Right now, MacHeist is offering a free license for LateNiteSoft's Squeeze for Mac. The idea sounds awesome--just like compressing directories on the PC. If you are not aware of the process, file compressors sit in between the OS's file access methods and the file system, and make the files work exactly as they did before, but compressing them on writes and decompressing them on reads on the fly. The amazing part--since physical file access is typically the slowest part of the read or write, compression reduces disk access but increases CPU time. Since CPU is very cheap compared to the physical access, you usually *improve* performance while you are decreasing disk usage. This makes disk compression under most circumstances a no-brainer.

But I had interesting results in using Squeeze. I had a directory of wave files that I tried to compress. The directory was around 200MB. Here is a screen capture of directory information from Path Finder:

Here is what I saw in Squeeze:

Hmmmmm. 22GB saved on a 200MB directory? For some reason, I am skeptical. I am a developer, so I know fairly minor things like this happen--it is no reason to dismiss a piece of software. But this was in addition to the fact that is kept running, and I was not seeing significant compression on any directories. Anybody else have any good or bad stories to relate on Squeeze for Mac?

Windows screen capture utility

You probably run into this situation--you need to take a snapshot of a section of the screen for a million different reasons, either to show someone or document something or include in an email. I probably reach for a tool ten times a day to do this. The Mac and Windows Vista and 7 have this functionality built in; but what about those of us still working on XP at work?

Enter Brian Scott's Cropper. Cropper is a simple, lightweight, and free solution to this problem. Install the app from the download at the like above and launch it. It will place the Cropper icon in your system tray. Then, when needed, you can double click this icon, and pop up a sliding control on the screen to select an area for copying.

I used SnagIt for years and disliked several things--it seemed very bloated and slow to do simple screen captures. Plus, how many times did you highlight the upper left corner and start clicking and dragging only to see you had not gone up high enough or the left far enough? Then, you are pulled into the next screen, to exit out and try again. Painful.

Cropper instead is very cool in that you can use the mouse or keyboard to move the selected area--even performing a "nudge" with the arroe keys. All around great piece of software. Thanks so much, Brian!!!
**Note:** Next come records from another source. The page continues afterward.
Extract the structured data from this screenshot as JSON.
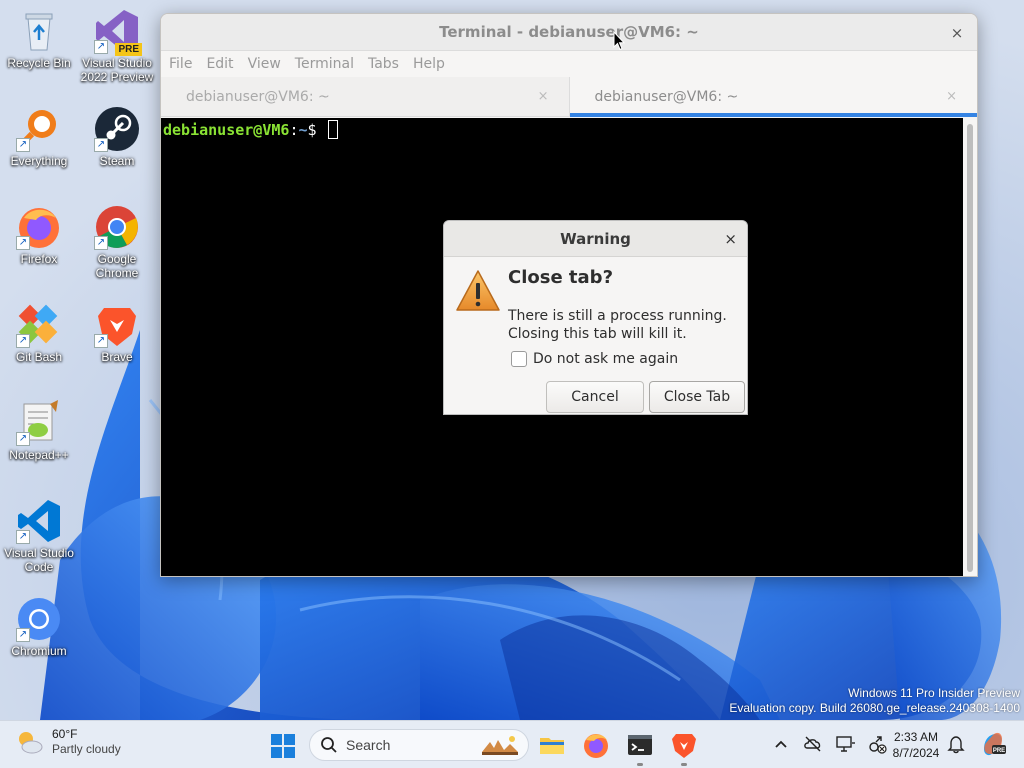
{
  "desktop": {
    "icons": [
      {
        "label": "Recycle Bin",
        "icon": "recycle-bin-icon"
      },
      {
        "label": "Visual Studio 2022 Preview",
        "icon": "visual-studio-icon",
        "badge": "PRE"
      },
      {
        "label": "Everything",
        "icon": "everything-search-icon"
      },
      {
        "label": "Steam",
        "icon": "steam-icon"
      },
      {
        "label": "Firefox",
        "icon": "firefox-icon"
      },
      {
        "label": "Google Chrome",
        "icon": "chrome-icon"
      },
      {
        "label": "Git Bash",
        "icon": "git-bash-icon"
      },
      {
        "label": "Brave",
        "icon": "brave-icon"
      },
      {
        "label": "Notepad++",
        "icon": "notepad-plus-plus-icon"
      },
      {
        "label": "Visual Studio Code",
        "icon": "vscode-icon"
      },
      {
        "label": "Chromium",
        "icon": "chromium-icon"
      }
    ]
  },
  "terminal": {
    "title": "Terminal - debianuser@VM6: ~",
    "close_glyph": "×",
    "menu": [
      "File",
      "Edit",
      "View",
      "Terminal",
      "Tabs",
      "Help"
    ],
    "tabs": [
      {
        "label": "debianuser@VM6: ~",
        "active": false
      },
      {
        "label": "debianuser@VM6: ~",
        "active": true
      }
    ],
    "tab_close_glyph": "×",
    "prompt": {
      "user_host": "debianuser@VM6",
      "sep": ":",
      "path": "~",
      "symbol": "$"
    }
  },
  "dialog": {
    "title": "Warning",
    "close_glyph": "×",
    "heading": "Close tab?",
    "message_line1": "There is still a process running.",
    "message_line2": "Closing this tab will kill it.",
    "checkbox_label": "Do not ask me again",
    "checkbox_checked": false,
    "cancel_label": "Cancel",
    "confirm_label": "Close Tab"
  },
  "watermark": {
    "line1": "Windows 11 Pro Insider Preview",
    "line2": "Evaluation copy. Build 26080.ge_release.240308-1400"
  },
  "taskbar": {
    "weather_temp": "60°F",
    "weather_condition": "Partly cloudy",
    "search_placeholder": "Search",
    "pinned": [
      "file-explorer-icon",
      "firefox-icon",
      "terminal-icon",
      "brave-icon"
    ],
    "clock_time": "2:33 AM",
    "clock_date": "8/7/2024"
  },
  "colors": {
    "accent": "#3584e4",
    "prompt_user": "#8ae234",
    "prompt_path": "#729fcf",
    "terminal_bg": "#000000"
  }
}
My concerns with Quattro Wireless

I have several iPhone apps that are using Quattro Wireless as a major part of my ad serving. Quattro is a pretty good provider in that they seem to offer very competitive rates and typically have offered a pretty strong fill ratio.

That is, until lately. I have noticed my fill ratio drop significantly, reaching between 20-30% in recent weeks, and hitting an abysmal 10% average for the last 3 days. I am sure Quattro has a lot of requests, with the huge growth in iPhone apps lately, and the unprecedented downloading that has been going on. But 10%??!?!? These guys are paid to provide a service, and I was not very happy with the previous 20-30% range.

I really hope Apple buying Quattro can turn this kind of marked decline around. But I am not waiting to see what happens. Over the weekend, I converted my apps over to use the MobClix provider, which promises 100% fill rate--presumably caching ads and presenting them when a new one is not available from the provider.

I am actually pretty impressed with MobClix. I used them for one of my apps, and I am slowly starting to convert over to them for other apps as well. Their framework is small, integration was simple, and I have noticed a significant reduction in application errors from users that are running MobClix over other providers. If you get a chance, check them out. If nothing else, the promise of 100% fill rate has really caught my attention!